EXERCISE MATERIAL below:

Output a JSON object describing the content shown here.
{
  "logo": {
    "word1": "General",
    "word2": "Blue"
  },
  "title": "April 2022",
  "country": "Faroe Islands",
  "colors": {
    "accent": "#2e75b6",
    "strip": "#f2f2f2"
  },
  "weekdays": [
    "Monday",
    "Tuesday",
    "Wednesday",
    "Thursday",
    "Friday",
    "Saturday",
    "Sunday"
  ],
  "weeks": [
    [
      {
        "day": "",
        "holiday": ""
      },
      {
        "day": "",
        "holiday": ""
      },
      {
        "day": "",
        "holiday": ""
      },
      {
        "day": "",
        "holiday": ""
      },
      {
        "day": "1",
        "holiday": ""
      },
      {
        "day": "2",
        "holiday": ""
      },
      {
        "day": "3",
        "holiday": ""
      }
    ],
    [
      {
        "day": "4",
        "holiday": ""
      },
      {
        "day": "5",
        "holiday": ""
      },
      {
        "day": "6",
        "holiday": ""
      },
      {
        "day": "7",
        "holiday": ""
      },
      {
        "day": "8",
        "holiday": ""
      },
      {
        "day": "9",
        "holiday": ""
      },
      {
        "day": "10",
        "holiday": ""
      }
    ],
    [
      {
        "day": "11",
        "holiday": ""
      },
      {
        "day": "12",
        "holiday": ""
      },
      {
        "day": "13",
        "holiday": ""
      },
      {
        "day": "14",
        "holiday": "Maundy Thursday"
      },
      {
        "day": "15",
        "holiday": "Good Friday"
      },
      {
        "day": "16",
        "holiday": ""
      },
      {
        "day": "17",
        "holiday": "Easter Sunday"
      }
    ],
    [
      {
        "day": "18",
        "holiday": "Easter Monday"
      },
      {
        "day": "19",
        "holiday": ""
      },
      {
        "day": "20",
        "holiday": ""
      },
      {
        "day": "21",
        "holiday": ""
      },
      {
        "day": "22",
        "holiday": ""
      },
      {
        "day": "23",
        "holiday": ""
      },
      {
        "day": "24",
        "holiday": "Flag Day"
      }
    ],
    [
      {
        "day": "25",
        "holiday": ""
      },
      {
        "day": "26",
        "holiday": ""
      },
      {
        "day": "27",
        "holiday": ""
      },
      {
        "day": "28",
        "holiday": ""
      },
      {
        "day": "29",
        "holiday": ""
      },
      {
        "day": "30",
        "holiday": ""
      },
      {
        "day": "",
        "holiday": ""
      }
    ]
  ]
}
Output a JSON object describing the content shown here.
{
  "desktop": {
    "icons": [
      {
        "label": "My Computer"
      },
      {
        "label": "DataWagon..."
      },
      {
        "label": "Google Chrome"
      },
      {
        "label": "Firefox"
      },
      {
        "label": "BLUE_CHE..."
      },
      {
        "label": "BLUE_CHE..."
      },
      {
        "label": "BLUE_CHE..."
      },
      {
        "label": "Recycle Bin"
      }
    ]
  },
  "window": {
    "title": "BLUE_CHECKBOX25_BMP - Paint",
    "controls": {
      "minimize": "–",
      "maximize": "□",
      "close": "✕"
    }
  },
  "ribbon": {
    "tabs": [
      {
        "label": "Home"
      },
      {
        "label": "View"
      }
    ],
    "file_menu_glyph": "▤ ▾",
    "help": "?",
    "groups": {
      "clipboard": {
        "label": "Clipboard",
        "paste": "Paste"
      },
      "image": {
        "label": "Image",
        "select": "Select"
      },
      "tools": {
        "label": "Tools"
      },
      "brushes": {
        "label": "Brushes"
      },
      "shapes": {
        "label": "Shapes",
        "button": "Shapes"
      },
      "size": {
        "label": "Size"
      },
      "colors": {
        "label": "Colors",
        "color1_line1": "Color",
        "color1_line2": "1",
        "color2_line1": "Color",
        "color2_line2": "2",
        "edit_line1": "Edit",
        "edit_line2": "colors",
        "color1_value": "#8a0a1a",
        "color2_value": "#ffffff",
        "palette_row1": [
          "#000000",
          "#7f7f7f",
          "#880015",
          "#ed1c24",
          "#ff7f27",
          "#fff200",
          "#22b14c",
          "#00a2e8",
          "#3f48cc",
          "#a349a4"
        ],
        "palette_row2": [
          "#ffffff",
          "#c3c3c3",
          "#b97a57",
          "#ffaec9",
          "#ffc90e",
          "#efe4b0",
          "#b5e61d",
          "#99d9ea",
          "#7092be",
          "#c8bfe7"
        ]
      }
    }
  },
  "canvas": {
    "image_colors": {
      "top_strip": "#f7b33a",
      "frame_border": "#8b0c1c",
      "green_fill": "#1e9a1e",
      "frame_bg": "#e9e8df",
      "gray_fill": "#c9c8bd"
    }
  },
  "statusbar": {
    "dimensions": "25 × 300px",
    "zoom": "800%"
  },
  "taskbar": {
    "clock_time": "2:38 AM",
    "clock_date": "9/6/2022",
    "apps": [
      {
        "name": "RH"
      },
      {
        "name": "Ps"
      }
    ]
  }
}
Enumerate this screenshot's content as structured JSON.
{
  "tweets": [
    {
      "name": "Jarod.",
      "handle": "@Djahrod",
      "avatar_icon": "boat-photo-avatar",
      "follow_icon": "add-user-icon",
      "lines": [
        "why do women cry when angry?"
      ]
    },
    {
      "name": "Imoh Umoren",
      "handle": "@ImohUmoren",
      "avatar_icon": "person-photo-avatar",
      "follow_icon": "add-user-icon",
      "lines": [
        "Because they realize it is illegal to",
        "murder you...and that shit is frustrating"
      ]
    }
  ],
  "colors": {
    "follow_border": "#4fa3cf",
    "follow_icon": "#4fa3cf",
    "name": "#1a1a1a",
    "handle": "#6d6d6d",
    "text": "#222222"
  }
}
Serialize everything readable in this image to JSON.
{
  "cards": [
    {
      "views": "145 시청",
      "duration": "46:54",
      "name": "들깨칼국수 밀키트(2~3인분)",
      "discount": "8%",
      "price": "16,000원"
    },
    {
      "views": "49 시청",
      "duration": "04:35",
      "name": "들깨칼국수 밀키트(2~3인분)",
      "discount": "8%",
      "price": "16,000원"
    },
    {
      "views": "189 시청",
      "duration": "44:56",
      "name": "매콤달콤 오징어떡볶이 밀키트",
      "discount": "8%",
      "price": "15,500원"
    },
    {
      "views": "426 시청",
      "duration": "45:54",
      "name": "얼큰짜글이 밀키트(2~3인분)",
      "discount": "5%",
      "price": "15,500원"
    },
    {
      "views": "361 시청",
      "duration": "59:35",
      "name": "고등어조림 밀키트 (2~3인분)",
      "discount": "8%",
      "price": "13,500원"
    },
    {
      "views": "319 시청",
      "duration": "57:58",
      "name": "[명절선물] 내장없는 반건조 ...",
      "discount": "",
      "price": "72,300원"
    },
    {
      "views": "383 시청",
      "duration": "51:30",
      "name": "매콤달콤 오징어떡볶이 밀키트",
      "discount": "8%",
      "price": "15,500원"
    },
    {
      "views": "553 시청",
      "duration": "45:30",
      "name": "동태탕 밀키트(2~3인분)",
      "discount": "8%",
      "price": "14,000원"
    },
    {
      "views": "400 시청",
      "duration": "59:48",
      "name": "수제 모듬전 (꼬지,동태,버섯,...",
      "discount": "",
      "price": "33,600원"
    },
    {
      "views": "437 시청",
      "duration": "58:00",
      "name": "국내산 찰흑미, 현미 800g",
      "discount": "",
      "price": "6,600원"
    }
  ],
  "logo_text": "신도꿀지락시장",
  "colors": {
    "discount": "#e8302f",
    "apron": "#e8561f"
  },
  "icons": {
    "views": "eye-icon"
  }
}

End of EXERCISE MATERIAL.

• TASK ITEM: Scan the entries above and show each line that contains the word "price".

• YOUR RESPONSE:
      "price": "16,000원"
      "price": "16,000원"
      "price": "15,500원"
      "price": "15,500원"
      "price": "13,500원"
      "price": "72,300원"
      "price": "15,500원"
      "price": "14,000원"
      "price": "33,600원"
      "price": "6,600원"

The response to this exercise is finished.